PROBLEM =
Within this listing, how many lines include the word "JSON"? Only the number should be given.

Segment Start: DATA TO PROCESS

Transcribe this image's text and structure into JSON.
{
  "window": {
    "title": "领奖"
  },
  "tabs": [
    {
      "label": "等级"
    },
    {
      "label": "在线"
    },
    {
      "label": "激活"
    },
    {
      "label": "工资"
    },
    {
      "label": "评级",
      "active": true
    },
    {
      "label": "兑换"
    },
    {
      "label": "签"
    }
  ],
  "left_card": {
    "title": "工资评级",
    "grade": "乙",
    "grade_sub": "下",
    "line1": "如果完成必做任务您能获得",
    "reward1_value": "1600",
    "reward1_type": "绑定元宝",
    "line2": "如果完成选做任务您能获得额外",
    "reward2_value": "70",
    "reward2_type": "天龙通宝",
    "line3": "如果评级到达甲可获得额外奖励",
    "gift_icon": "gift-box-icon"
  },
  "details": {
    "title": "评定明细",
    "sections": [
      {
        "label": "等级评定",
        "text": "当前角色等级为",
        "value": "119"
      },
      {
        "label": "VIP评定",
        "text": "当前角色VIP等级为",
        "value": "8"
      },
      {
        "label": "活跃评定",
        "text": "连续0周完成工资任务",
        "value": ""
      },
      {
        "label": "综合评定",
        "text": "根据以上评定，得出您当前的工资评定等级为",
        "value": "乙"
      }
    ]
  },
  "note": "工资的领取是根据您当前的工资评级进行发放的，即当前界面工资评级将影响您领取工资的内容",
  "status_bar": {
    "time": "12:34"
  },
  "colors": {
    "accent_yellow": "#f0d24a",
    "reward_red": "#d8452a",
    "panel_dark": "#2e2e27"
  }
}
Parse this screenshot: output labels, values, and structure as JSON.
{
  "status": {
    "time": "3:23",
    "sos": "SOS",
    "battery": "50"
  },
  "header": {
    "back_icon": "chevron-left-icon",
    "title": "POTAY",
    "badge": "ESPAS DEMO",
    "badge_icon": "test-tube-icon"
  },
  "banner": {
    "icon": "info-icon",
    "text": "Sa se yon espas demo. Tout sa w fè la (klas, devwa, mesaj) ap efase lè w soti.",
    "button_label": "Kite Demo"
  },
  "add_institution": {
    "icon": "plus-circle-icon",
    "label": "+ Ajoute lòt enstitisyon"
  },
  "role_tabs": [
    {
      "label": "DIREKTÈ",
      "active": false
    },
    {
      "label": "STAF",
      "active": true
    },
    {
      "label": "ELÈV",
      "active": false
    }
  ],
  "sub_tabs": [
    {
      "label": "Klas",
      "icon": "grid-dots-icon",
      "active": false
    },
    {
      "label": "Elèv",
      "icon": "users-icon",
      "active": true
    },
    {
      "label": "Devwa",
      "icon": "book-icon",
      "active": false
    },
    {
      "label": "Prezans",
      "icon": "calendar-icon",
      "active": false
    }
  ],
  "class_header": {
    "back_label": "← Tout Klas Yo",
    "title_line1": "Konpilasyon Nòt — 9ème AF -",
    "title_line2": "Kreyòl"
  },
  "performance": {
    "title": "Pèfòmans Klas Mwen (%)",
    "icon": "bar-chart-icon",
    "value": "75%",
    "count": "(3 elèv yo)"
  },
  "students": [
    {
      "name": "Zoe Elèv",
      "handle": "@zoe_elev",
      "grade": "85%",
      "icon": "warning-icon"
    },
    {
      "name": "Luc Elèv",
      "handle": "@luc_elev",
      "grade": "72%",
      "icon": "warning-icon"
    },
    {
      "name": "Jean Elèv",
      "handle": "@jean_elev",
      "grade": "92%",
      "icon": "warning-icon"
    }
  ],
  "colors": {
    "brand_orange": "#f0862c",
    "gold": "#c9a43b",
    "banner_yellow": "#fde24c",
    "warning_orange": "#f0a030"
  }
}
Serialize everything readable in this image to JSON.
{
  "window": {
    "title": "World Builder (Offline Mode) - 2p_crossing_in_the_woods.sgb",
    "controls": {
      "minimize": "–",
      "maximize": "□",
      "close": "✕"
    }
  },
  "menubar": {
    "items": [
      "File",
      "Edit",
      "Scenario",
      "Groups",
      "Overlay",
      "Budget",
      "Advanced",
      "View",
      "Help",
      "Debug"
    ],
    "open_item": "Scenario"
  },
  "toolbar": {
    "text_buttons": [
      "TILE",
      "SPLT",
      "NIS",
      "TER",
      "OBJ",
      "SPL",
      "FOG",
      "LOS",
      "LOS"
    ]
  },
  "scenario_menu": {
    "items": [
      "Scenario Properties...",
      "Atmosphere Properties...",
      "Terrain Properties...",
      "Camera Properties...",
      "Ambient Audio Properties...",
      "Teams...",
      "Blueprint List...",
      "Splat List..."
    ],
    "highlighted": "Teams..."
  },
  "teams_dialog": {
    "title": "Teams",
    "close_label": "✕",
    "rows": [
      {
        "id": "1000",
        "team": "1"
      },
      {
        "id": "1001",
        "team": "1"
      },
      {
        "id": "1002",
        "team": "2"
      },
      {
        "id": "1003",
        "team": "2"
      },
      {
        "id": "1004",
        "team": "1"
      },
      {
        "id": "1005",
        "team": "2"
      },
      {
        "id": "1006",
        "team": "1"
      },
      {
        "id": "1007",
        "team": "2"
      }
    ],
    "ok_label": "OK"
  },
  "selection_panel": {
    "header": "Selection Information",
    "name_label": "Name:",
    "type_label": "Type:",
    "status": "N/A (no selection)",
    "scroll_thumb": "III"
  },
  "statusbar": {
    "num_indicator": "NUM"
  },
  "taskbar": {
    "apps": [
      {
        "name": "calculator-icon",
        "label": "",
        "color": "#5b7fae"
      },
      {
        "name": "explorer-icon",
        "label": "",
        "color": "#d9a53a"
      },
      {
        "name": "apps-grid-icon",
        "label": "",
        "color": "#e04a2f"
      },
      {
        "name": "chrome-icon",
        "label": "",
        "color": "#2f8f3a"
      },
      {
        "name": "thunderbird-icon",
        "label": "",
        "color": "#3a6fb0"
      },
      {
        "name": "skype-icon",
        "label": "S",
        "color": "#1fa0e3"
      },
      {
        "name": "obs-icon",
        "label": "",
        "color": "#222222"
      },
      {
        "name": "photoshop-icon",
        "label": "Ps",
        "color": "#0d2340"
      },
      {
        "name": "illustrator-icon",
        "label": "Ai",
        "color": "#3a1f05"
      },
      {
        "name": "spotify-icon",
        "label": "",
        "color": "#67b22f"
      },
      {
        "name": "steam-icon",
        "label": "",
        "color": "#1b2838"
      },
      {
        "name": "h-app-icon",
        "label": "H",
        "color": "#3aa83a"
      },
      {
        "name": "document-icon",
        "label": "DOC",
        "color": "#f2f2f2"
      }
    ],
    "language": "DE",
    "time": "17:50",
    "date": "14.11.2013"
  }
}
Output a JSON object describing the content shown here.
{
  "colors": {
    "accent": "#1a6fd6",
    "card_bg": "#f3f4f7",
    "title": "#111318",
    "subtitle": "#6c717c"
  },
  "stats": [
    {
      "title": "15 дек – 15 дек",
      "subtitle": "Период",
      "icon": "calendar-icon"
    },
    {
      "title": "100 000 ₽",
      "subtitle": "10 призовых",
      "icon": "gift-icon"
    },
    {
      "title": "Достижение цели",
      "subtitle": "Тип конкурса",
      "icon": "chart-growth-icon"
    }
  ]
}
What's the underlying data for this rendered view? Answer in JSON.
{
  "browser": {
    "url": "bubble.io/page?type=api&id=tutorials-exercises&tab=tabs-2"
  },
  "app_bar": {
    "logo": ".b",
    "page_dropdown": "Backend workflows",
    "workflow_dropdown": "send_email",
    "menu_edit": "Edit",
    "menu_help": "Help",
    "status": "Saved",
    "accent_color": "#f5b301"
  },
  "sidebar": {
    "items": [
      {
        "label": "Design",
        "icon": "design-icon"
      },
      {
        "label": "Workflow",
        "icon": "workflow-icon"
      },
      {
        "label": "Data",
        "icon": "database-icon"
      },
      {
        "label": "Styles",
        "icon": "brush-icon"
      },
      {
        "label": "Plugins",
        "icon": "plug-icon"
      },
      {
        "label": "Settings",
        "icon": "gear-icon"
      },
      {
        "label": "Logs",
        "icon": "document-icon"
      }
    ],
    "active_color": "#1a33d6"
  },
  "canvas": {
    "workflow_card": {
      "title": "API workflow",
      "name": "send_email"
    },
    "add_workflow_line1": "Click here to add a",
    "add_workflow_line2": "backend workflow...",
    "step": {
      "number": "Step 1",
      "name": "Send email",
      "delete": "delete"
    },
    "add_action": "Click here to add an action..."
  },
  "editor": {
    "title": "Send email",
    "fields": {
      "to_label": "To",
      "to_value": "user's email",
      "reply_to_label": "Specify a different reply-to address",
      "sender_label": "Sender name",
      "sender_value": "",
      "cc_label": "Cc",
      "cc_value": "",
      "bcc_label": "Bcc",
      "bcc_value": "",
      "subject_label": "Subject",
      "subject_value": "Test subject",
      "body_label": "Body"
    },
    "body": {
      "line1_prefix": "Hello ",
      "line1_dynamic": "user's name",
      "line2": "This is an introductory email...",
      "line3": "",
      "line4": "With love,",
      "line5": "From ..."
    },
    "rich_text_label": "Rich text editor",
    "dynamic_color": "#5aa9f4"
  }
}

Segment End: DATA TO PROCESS

OUTPUT =
5